For this exercise, copy all the data exactly and include none of the pictures.
══ DATASET RECORDS
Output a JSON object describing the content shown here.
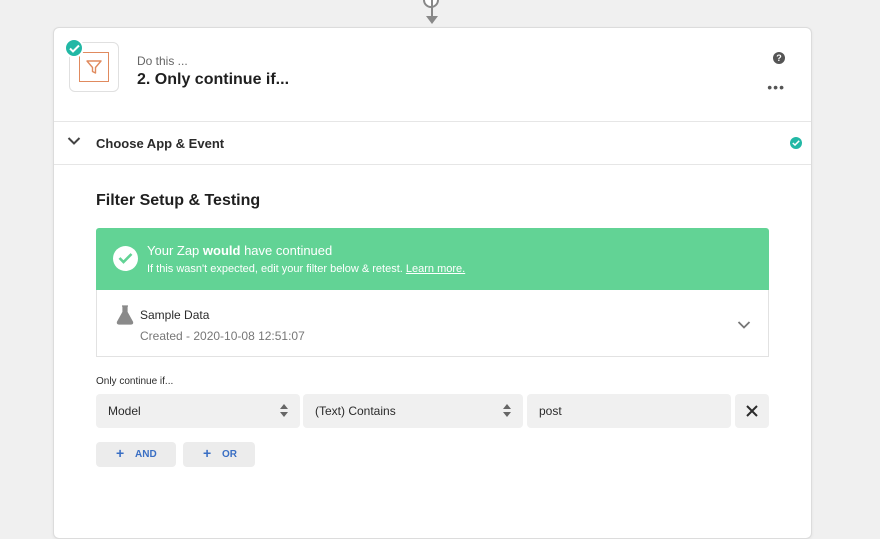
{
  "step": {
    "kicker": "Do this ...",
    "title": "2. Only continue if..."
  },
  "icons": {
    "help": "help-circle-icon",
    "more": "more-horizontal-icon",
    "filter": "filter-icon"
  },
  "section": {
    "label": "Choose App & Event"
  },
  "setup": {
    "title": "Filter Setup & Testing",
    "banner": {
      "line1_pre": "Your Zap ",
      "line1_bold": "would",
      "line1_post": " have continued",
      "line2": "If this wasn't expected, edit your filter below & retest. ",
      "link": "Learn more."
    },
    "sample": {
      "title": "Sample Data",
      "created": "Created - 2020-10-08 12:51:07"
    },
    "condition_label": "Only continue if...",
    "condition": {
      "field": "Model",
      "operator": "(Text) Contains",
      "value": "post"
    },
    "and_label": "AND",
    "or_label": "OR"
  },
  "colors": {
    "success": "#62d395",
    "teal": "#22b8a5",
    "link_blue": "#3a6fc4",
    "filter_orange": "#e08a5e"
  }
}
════
▶ **RESPONSE BELOW**
Output a JSON object describing the content shown here.
{
  "step": {
    "kicker": "Do this ...",
    "title": "2. Only continue if..."
  },
  "icons": {
    "help": "help-circle-icon",
    "more": "more-horizontal-icon",
    "filter": "filter-icon"
  },
  "section": {
    "label": "Choose App & Event"
  },
  "setup": {
    "title": "Filter Setup & Testing",
    "banner": {
      "line1_pre": "Your Zap ",
      "line1_bold": "would",
      "line1_post": " have continued",
      "line2": "If this wasn't expected, edit your filter below & retest. ",
      "link": "Learn more."
    },
    "sample": {
      "title": "Sample Data",
      "created": "Created - 2020-10-08 12:51:07"
    },
    "condition_label": "Only continue if...",
    "condition": {
      "field": "Model",
      "operator": "(Text) Contains",
      "value": "post"
    },
    "and_label": "AND",
    "or_label": "OR"
  },
  "colors": {
    "success": "#62d395",
    "teal": "#22b8a5",
    "link_blue": "#3a6fc4",
    "filter_orange": "#e08a5e"
  }
}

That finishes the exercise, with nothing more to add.